[Start of Attachment]
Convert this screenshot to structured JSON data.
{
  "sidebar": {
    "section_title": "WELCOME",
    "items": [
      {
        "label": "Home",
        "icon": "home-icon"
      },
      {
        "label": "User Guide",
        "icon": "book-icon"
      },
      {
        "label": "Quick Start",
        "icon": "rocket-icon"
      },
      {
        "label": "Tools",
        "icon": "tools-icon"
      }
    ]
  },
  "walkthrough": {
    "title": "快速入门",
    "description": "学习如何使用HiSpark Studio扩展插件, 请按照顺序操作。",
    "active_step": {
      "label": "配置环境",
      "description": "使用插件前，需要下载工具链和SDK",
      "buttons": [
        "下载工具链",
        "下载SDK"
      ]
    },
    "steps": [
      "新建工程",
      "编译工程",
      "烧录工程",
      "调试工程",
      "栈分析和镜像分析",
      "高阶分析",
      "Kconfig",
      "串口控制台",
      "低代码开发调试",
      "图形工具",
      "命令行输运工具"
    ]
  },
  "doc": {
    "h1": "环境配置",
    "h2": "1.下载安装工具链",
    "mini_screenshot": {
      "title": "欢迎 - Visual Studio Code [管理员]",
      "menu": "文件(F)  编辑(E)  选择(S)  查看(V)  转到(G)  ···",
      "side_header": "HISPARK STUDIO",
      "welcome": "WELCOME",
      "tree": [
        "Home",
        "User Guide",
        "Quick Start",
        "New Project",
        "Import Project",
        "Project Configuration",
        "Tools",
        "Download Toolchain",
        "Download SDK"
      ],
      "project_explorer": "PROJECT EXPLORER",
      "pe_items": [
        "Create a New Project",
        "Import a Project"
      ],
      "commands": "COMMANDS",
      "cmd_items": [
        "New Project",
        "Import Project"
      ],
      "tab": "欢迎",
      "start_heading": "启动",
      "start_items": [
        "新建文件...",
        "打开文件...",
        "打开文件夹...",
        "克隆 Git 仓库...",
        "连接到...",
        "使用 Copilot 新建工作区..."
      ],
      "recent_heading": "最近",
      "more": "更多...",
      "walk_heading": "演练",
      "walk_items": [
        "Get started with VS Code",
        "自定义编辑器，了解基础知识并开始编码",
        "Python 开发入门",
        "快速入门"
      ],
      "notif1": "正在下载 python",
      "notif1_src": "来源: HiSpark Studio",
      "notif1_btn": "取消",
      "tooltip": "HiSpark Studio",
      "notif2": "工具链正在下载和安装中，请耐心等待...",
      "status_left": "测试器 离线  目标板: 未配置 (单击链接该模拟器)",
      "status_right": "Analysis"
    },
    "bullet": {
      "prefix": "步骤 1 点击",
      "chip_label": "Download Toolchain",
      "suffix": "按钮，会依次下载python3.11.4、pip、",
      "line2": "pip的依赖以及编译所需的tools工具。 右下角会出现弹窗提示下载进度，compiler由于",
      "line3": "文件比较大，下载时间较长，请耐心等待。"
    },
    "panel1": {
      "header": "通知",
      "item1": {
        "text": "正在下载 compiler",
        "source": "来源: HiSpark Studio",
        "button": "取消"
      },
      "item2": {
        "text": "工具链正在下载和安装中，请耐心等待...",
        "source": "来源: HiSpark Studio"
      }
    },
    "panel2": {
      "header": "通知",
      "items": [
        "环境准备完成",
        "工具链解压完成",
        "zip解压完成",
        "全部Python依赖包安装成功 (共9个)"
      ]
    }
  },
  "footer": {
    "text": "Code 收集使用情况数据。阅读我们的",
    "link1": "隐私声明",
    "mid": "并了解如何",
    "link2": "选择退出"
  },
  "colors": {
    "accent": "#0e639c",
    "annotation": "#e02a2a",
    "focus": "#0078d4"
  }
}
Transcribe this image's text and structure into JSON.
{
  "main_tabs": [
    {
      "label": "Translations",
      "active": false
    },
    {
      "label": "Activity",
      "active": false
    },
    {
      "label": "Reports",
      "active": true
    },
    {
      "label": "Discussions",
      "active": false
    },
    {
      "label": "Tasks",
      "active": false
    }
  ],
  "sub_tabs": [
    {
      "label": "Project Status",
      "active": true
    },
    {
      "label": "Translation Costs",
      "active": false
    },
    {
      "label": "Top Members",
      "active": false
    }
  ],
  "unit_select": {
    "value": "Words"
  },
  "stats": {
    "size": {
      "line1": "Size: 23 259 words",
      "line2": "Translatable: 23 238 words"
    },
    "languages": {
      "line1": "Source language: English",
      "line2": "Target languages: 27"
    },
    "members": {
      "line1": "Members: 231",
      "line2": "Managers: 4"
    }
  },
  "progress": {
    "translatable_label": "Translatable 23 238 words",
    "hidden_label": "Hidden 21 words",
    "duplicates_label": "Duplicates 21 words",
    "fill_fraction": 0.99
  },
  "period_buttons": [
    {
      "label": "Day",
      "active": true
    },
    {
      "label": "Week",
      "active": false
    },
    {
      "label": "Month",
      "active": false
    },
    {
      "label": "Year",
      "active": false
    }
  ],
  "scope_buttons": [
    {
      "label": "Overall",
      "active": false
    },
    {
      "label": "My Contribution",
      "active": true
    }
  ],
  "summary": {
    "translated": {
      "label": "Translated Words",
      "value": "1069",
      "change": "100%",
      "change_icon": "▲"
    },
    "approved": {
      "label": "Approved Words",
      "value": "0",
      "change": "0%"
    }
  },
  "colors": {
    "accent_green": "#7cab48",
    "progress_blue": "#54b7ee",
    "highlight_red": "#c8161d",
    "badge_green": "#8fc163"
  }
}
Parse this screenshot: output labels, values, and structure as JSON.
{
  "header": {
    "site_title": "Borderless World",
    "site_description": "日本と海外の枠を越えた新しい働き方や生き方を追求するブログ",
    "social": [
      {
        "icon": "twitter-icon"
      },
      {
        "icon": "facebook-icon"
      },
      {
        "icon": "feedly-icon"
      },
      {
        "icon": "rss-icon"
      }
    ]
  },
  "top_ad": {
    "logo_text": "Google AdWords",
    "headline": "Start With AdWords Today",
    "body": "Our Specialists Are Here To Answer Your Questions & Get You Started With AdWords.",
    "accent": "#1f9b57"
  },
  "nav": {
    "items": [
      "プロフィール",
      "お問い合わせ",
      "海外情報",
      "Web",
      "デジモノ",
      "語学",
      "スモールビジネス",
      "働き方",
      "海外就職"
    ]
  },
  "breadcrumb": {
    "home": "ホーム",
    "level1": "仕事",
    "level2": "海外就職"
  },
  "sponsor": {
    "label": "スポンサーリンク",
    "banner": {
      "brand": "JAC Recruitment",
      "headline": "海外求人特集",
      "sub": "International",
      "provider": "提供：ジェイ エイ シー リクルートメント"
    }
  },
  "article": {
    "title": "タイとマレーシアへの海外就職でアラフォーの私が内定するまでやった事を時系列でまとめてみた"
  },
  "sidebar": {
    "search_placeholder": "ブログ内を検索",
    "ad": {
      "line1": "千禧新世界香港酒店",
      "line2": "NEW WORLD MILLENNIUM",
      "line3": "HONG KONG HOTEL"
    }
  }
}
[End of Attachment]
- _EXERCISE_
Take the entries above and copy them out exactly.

- _EXPECTED ANSWER_
Convert this screenshot to structured JSON data.
{
  "sidebar": {
    "section_title": "WELCOME",
    "items": [
      {
        "label": "Home",
        "icon": "home-icon"
      },
      {
        "label": "User Guide",
        "icon": "book-icon"
      },
      {
        "label": "Quick Start",
        "icon": "rocket-icon"
      },
      {
        "label": "Tools",
        "icon": "tools-icon"
      }
    ]
  },
  "walkthrough": {
    "title": "快速入门",
    "description": "学习如何使用HiSpark Studio扩展插件, 请按照顺序操作。",
    "active_step": {
      "label": "配置环境",
      "description": "使用插件前，需要下载工具链和SDK",
      "buttons": [
        "下载工具链",
        "下载SDK"
      ]
    },
    "steps": [
      "新建工程",
      "编译工程",
      "烧录工程",
      "调试工程",
      "栈分析和镜像分析",
      "高阶分析",
      "Kconfig",
      "串口控制台",
      "低代码开发调试",
      "图形工具",
      "命令行输运工具"
    ]
  },
  "doc": {
    "h1": "环境配置",
    "h2": "1.下载安装工具链",
    "mini_screenshot": {
      "title": "欢迎 - Visual Studio Code [管理员]",
      "menu": "文件(F)  编辑(E)  选择(S)  查看(V)  转到(G)  ···",
      "side_header": "HISPARK STUDIO",
      "welcome": "WELCOME",
      "tree": [
        "Home",
        "User Guide",
        "Quick Start",
        "New Project",
        "Import Project",
        "Project Configuration",
        "Tools",
        "Download Toolchain",
        "Download SDK"
      ],
      "project_explorer": "PROJECT EXPLORER",
      "pe_items": [
        "Create a New Project",
        "Import a Project"
      ],
      "commands": "COMMANDS",
      "cmd_items": [
        "New Project",
        "Import Project"
      ],
      "tab": "欢迎",
      "start_heading": "启动",
      "start_items": [
        "新建文件...",
        "打开文件...",
        "打开文件夹...",
        "克隆 Git 仓库...",
        "连接到...",
        "使用 Copilot 新建工作区..."
      ],
      "recent_heading": "最近",
      "more": "更多...",
      "walk_heading": "演练",
      "walk_items": [
        "Get started with VS Code",
        "自定义编辑器，了解基础知识并开始编码",
        "Python 开发入门",
        "快速入门"
      ],
      "notif1": "正在下载 python",
      "notif1_src": "来源: HiSpark Studio",
      "notif1_btn": "取消",
      "tooltip": "HiSpark Studio",
      "notif2": "工具链正在下载和安装中，请耐心等待...",
      "status_left": "测试器 离线  目标板: 未配置 (单击链接该模拟器)",
      "status_right": "Analysis"
    },
    "bullet": {
      "prefix": "步骤 1 点击",
      "chip_label": "Download Toolchain",
      "suffix": "按钮，会依次下载python3.11.4、pip、",
      "line2": "pip的依赖以及编译所需的tools工具。 右下角会出现弹窗提示下载进度，compiler由于",
      "line3": "文件比较大，下载时间较长，请耐心等待。"
    },
    "panel1": {
      "header": "通知",
      "item1": {
        "text": "正在下载 compiler",
        "source": "来源: HiSpark Studio",
        "button": "取消"
      },
      "item2": {
        "text": "工具链正在下载和安装中，请耐心等待...",
        "source": "来源: HiSpark Studio"
      }
    },
    "panel2": {
      "header": "通知",
      "items": [
        "环境准备完成",
        "工具链解压完成",
        "zip解压完成",
        "全部Python依赖包安装成功 (共9个)"
      ]
    }
  },
  "footer": {
    "text": "Code 收集使用情况数据。阅读我们的",
    "link1": "隐私声明",
    "mid": "并了解如何",
    "link2": "选择退出"
  },
  "colors": {
    "accent": "#0e639c",
    "annotation": "#e02a2a",
    "focus": "#0078d4"
  }
}
Transcribe this image's text and structure into JSON.
{
  "main_tabs": [
    {
      "label": "Translations",
      "active": false
    },
    {
      "label": "Activity",
      "active": false
    },
    {
      "label": "Reports",
      "active": true
    },
    {
      "label": "Discussions",
      "active": false
    },
    {
      "label": "Tasks",
      "active": false
    }
  ],
  "sub_tabs": [
    {
      "label": "Project Status",
      "active": true
    },
    {
      "label": "Translation Costs",
      "active": false
    },
    {
      "label": "Top Members",
      "active": false
    }
  ],
  "unit_select": {
    "value": "Words"
  },
  "stats": {
    "size": {
      "line1": "Size: 23 259 words",
      "line2": "Translatable: 23 238 words"
    },
    "languages": {
      "line1": "Source language: English",
      "line2": "Target languages: 27"
    },
    "members": {
      "line1": "Members: 231",
      "line2": "Managers: 4"
    }
  },
  "progress": {
    "translatable_label": "Translatable 23 238 words",
    "hidden_label": "Hidden 21 words",
    "duplicates_label": "Duplicates 21 words",
    "fill_fraction": 0.99
  },
  "period_buttons": [
    {
      "label": "Day",
      "active": true
    },
    {
      "label": "Week",
      "active": false
    },
    {
      "label": "Month",
      "active": false
    },
    {
      "label": "Year",
      "active": false
    }
  ],
  "scope_buttons": [
    {
      "label": "Overall",
      "active": false
    },
    {
      "label": "My Contribution",
      "active": true
    }
  ],
  "summary": {
    "translated": {
      "label": "Translated Words",
      "value": "1069",
      "change": "100%",
      "change_icon": "▲"
    },
    "approved": {
      "label": "Approved Words",
      "value": "0",
      "change": "0%"
    }
  },
  "colors": {
    "accent_green": "#7cab48",
    "progress_blue": "#54b7ee",
    "highlight_red": "#c8161d",
    "badge_green": "#8fc163"
  }
}
Parse this screenshot: output labels, values, and structure as JSON.
{
  "header": {
    "site_title": "Borderless World",
    "site_description": "日本と海外の枠を越えた新しい働き方や生き方を追求するブログ",
    "social": [
      {
        "icon": "twitter-icon"
      },
      {
        "icon": "facebook-icon"
      },
      {
        "icon": "feedly-icon"
      },
      {
        "icon": "rss-icon"
      }
    ]
  },
  "top_ad": {
    "logo_text": "Google AdWords",
    "headline": "Start With AdWords Today",
    "body": "Our Specialists Are Here To Answer Your Questions & Get You Started With AdWords.",
    "accent": "#1f9b57"
  },
  "nav": {
    "items": [
      "プロフィール",
      "お問い合わせ",
      "海外情報",
      "Web",
      "デジモノ",
      "語学",
      "スモールビジネス",
      "働き方",
      "海外就職"
    ]
  },
  "breadcrumb": {
    "home": "ホーム",
    "level1": "仕事",
    "level2": "海外就職"
  },
  "sponsor": {
    "label": "スポンサーリンク",
    "banner": {
      "brand": "JAC Recruitment",
      "headline": "海外求人特集",
      "sub": "International",
      "provider": "提供：ジェイ エイ シー リクルートメント"
    }
  },
  "article": {
    "title": "タイとマレーシアへの海外就職でアラフォーの私が内定するまでやった事を時系列でまとめてみた"
  },
  "sidebar": {
    "search_placeholder": "ブログ内を検索",
    "ad": {
      "line1": "千禧新世界香港酒店",
      "line2": "NEW WORLD MILLENNIUM",
      "line3": "HONG KONG HOTEL"
    }
  }
}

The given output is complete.